...."If your prescription at the end of the day is making Chinese care less about education, then it's not going to happen," said Nathan Congdon, a professor at the Zhongshan Ophthalmic Center. "That's like telling Americans to like basketball or football less."

The silver lining is that China is now one of the world's fastest growing markets for glasses and contact lenses and laser surgery. So it's not all bad.

On Tuesday I questioned the Republican strategy of celebrating the Supreme Court's decision that the individual mandate is a tax. It seemed kind of pointless, since people hate the mandate no matter what it is. Basically, GOP leaders were putting their own presidential candidate in a tight position for no real reason.

But the past couple of days have produced a glimmer of an explanation. Take a look at the tea party email bomb on the right. Ignore the fact that your retirement account can't, in fact be seized and liquidated by the IRS for failing to pay the mandate penalty/tax. That's just the usual puffery. Mostly this is a signpost, suggesting that the emerging conservative strategy is to convince Americans that everyone now has to pay a new Obamacare tax. Democrats can fight back, but only by explaining that the mandate tax will only be paid by about 4 million people, not everyone, and then explaining that the other taxes in Obamacare mostly fall on high earners and corporations. This is, needless to say, a losing strategy. If you're explaining, you're losing; and if you're explaining about taxes, you're digging yourself a big fat grave.

In other words, maybe the tax angle makes more sense than I thought.

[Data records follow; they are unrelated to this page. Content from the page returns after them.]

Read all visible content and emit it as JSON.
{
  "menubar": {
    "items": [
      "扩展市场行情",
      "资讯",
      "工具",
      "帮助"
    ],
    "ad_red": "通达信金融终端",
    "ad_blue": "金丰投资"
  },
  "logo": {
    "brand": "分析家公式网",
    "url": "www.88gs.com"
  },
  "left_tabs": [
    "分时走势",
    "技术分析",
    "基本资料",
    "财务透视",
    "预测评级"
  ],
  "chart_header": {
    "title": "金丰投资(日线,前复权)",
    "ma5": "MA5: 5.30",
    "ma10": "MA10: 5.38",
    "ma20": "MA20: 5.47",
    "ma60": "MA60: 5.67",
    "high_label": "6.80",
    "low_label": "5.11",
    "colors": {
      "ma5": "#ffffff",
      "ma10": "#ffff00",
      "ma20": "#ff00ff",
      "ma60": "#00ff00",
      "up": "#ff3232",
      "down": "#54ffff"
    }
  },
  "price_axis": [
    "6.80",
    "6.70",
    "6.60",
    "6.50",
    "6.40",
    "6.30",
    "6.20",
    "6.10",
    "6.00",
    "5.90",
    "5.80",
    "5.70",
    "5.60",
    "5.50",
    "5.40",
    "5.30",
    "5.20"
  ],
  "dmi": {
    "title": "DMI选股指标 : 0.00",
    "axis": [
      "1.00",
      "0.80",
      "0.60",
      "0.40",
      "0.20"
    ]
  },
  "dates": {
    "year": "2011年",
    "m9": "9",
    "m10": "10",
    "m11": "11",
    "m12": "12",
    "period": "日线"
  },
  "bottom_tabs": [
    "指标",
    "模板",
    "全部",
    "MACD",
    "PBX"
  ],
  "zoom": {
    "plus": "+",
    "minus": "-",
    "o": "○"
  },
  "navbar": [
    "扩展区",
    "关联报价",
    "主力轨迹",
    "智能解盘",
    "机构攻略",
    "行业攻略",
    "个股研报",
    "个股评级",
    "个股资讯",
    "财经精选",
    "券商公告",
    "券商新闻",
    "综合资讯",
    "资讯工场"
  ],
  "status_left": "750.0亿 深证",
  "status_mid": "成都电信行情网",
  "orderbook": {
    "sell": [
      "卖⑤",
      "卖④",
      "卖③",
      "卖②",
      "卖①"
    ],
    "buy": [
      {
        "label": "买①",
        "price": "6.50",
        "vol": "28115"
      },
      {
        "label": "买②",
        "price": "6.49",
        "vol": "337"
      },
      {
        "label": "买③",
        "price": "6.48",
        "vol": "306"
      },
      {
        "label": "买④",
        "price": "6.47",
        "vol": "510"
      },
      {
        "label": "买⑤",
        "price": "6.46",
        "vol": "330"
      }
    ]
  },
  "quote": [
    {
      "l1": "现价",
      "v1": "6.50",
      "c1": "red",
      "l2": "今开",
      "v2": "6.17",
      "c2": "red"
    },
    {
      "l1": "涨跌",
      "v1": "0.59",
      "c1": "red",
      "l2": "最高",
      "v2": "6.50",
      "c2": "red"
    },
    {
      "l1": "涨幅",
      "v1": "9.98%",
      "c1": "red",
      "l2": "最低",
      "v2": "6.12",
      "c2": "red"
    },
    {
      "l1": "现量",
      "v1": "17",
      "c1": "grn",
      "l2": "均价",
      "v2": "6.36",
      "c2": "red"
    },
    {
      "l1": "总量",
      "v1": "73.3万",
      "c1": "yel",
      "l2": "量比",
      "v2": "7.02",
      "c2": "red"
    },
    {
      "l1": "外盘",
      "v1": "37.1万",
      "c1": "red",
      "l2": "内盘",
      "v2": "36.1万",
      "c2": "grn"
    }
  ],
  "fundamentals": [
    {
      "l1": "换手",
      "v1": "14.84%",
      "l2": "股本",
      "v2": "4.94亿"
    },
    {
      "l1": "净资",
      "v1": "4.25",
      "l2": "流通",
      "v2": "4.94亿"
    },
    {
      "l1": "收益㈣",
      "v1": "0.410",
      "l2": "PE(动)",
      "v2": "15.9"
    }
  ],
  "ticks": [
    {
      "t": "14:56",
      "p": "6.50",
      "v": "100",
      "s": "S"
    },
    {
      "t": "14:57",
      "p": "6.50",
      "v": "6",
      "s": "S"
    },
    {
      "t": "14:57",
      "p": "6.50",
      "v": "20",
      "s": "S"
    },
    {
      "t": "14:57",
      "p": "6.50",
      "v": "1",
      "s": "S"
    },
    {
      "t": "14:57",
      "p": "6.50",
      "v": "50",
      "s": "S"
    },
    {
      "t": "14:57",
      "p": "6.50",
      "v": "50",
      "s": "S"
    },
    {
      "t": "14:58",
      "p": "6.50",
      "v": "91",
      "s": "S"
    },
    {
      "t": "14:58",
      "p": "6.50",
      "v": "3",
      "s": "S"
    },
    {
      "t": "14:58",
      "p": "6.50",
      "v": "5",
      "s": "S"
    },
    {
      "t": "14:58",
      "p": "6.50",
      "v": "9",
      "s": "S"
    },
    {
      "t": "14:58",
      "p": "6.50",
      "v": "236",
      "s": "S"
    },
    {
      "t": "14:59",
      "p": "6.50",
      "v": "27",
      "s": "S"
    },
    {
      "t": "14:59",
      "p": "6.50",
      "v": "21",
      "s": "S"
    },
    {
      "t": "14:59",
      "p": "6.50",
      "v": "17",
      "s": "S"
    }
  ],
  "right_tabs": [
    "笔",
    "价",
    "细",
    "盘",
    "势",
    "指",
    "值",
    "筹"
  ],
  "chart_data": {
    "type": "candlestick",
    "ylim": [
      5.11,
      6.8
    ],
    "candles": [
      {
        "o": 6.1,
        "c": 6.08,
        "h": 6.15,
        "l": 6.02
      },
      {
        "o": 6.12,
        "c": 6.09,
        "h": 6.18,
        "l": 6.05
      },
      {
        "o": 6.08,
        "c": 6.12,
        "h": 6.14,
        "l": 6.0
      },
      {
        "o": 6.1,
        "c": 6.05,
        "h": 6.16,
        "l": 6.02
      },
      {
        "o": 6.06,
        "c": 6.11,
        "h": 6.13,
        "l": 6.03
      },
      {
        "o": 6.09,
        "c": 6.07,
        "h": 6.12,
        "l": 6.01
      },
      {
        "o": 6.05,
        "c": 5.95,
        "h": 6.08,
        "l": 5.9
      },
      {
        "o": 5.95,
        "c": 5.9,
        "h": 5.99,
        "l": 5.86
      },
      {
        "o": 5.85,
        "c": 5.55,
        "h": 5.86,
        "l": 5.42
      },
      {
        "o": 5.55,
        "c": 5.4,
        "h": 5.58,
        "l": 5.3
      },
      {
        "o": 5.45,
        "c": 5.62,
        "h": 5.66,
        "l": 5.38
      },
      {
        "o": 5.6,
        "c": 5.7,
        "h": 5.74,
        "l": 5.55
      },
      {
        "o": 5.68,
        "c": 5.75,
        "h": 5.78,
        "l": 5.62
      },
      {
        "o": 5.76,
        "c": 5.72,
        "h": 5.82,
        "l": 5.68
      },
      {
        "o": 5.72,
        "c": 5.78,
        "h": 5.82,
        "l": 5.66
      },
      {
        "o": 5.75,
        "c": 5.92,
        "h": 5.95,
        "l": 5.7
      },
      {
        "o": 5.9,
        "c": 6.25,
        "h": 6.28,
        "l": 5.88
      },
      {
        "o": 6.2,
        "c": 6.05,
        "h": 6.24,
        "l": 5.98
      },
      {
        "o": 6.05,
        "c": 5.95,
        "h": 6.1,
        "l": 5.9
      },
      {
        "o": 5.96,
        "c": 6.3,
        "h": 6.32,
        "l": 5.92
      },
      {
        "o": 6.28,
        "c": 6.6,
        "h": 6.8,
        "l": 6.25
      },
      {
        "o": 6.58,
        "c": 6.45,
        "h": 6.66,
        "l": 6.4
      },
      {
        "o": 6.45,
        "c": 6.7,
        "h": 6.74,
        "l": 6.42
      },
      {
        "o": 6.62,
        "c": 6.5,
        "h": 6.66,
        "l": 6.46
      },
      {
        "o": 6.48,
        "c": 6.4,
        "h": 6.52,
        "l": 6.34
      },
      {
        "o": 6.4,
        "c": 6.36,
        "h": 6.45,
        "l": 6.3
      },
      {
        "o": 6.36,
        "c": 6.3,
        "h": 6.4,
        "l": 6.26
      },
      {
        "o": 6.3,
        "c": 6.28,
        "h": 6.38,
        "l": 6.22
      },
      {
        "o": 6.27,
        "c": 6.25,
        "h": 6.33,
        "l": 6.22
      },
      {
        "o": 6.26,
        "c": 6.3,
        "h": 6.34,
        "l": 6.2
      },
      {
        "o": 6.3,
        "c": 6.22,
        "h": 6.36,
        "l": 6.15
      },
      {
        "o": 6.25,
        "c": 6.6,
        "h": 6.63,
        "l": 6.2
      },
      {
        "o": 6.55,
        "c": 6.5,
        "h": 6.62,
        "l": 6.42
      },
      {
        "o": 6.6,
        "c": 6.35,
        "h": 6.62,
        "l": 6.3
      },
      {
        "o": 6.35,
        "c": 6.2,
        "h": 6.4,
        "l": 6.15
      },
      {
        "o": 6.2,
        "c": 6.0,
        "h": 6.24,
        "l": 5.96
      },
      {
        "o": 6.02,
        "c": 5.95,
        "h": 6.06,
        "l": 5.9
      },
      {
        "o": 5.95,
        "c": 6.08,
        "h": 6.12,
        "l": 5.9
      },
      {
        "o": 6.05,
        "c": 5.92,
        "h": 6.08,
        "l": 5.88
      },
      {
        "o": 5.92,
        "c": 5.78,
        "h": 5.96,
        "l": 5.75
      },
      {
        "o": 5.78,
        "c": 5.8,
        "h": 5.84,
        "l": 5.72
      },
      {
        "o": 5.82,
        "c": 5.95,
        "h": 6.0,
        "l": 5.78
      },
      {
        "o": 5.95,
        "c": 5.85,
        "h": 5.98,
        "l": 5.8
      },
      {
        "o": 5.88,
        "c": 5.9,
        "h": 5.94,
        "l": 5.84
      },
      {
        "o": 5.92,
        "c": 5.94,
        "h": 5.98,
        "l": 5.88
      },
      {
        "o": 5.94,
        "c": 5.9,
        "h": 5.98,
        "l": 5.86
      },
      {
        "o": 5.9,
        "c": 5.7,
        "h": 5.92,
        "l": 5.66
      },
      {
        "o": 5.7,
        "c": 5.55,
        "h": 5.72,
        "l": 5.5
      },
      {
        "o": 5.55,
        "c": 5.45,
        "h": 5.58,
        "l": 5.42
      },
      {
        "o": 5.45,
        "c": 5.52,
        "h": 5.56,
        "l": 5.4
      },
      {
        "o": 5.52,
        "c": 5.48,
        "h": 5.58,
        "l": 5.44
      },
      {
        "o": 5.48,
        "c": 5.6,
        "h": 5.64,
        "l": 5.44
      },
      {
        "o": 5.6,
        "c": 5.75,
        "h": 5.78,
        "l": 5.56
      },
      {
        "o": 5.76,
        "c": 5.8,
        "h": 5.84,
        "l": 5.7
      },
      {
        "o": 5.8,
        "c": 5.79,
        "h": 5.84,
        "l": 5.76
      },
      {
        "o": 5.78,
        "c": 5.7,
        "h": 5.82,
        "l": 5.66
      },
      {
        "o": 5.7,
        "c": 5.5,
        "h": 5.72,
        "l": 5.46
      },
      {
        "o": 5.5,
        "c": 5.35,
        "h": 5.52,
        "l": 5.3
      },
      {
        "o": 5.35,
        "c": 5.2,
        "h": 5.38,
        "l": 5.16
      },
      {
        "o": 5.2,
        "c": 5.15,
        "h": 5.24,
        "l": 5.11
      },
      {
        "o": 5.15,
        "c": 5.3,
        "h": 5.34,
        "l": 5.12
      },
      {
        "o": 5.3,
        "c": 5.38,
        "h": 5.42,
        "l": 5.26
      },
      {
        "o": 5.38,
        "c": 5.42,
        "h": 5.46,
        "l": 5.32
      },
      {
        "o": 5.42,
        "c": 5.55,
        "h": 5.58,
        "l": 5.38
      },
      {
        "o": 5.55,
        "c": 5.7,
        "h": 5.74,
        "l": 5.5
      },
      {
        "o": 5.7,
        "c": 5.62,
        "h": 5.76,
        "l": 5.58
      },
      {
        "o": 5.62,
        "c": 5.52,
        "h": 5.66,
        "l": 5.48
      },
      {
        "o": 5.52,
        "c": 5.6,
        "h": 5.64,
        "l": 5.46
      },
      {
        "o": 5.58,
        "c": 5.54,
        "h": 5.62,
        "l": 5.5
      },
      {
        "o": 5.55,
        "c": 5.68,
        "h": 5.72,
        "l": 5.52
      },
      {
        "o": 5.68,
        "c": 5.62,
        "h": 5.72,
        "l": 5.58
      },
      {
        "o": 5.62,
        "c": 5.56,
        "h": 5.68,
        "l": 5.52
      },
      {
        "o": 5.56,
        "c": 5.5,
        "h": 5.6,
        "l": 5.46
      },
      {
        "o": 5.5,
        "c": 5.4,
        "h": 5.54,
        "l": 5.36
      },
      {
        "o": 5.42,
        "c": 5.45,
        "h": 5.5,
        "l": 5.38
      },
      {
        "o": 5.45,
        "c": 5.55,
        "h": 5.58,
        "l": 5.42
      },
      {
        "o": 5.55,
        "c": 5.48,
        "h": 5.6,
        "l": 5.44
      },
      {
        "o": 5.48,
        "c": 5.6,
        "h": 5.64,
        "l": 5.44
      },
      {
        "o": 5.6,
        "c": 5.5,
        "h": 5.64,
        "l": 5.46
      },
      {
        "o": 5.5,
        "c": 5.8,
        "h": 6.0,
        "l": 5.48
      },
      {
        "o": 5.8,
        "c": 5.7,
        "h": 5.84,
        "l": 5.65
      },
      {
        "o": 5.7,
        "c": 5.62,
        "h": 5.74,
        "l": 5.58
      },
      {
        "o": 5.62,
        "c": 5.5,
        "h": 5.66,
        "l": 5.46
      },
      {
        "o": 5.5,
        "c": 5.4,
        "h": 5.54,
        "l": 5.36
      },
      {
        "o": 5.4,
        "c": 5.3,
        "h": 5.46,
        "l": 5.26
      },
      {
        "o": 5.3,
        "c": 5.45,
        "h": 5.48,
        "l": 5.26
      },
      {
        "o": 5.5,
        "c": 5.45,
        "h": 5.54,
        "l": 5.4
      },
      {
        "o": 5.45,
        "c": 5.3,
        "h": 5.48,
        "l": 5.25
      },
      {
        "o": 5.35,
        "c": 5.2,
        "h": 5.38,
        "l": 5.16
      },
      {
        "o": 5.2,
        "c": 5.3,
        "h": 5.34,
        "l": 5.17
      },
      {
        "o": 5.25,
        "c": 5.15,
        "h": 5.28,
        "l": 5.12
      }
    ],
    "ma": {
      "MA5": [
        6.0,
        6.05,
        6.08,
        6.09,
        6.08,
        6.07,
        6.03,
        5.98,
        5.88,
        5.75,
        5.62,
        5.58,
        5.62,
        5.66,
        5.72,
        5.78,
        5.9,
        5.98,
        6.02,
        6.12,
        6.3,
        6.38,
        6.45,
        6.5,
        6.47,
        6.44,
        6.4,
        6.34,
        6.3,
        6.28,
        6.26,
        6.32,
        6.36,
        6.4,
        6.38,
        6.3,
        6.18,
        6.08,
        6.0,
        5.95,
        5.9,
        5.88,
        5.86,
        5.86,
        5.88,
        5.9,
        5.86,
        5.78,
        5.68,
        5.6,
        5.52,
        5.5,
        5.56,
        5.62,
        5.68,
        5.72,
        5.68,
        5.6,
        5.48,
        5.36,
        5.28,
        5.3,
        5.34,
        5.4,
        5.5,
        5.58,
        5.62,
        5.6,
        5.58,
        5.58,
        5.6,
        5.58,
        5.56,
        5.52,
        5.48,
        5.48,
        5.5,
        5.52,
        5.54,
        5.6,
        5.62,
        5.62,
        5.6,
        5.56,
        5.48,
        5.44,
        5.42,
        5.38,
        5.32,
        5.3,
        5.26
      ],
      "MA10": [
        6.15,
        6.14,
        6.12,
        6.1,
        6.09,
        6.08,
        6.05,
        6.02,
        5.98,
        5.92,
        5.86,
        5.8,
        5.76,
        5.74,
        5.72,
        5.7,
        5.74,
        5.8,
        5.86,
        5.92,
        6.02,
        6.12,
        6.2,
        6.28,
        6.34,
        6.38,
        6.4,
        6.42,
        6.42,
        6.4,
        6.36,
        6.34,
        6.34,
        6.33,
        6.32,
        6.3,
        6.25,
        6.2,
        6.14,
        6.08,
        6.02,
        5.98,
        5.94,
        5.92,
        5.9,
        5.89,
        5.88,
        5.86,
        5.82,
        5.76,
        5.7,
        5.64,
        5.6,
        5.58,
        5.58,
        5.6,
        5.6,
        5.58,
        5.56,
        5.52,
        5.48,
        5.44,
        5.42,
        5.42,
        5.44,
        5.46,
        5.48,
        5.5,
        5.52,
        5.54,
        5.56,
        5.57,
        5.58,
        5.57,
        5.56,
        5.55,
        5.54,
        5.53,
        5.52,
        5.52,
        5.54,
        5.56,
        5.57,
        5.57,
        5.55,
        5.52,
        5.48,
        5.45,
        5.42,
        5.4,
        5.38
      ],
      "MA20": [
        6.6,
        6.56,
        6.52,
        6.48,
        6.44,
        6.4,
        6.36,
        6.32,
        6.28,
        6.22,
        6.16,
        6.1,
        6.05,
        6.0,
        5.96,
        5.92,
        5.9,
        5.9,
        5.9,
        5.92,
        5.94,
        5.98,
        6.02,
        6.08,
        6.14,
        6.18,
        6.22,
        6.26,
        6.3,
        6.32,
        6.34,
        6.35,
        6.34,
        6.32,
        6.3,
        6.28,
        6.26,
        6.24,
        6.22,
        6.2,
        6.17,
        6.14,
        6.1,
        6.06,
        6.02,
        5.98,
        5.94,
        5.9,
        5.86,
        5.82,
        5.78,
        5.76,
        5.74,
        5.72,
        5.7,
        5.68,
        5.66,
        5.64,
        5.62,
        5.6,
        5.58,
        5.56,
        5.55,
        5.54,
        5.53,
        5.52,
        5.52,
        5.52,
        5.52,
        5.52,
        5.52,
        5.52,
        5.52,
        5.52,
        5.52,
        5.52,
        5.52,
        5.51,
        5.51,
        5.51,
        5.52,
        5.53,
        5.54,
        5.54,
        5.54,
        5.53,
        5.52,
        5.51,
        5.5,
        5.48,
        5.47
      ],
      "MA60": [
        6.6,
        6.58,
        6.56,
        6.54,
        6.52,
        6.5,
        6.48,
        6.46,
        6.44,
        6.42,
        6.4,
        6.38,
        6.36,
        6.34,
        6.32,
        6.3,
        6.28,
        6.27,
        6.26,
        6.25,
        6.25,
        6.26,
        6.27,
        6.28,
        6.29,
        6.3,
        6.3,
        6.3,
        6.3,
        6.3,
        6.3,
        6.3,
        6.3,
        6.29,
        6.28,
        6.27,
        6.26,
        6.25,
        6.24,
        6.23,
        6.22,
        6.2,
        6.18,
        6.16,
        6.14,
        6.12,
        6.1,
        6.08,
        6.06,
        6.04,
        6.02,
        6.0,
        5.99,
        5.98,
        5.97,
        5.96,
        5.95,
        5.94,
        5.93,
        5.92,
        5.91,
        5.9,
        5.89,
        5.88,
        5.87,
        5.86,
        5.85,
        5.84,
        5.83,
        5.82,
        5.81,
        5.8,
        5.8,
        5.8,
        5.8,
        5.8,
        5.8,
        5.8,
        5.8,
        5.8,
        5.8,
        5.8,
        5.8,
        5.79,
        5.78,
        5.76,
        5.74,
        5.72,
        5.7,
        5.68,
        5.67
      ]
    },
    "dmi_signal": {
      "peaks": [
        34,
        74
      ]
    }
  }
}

Happy 4th of July from the fine folks who run the Woodbridge Village Association! This is my association dues at work.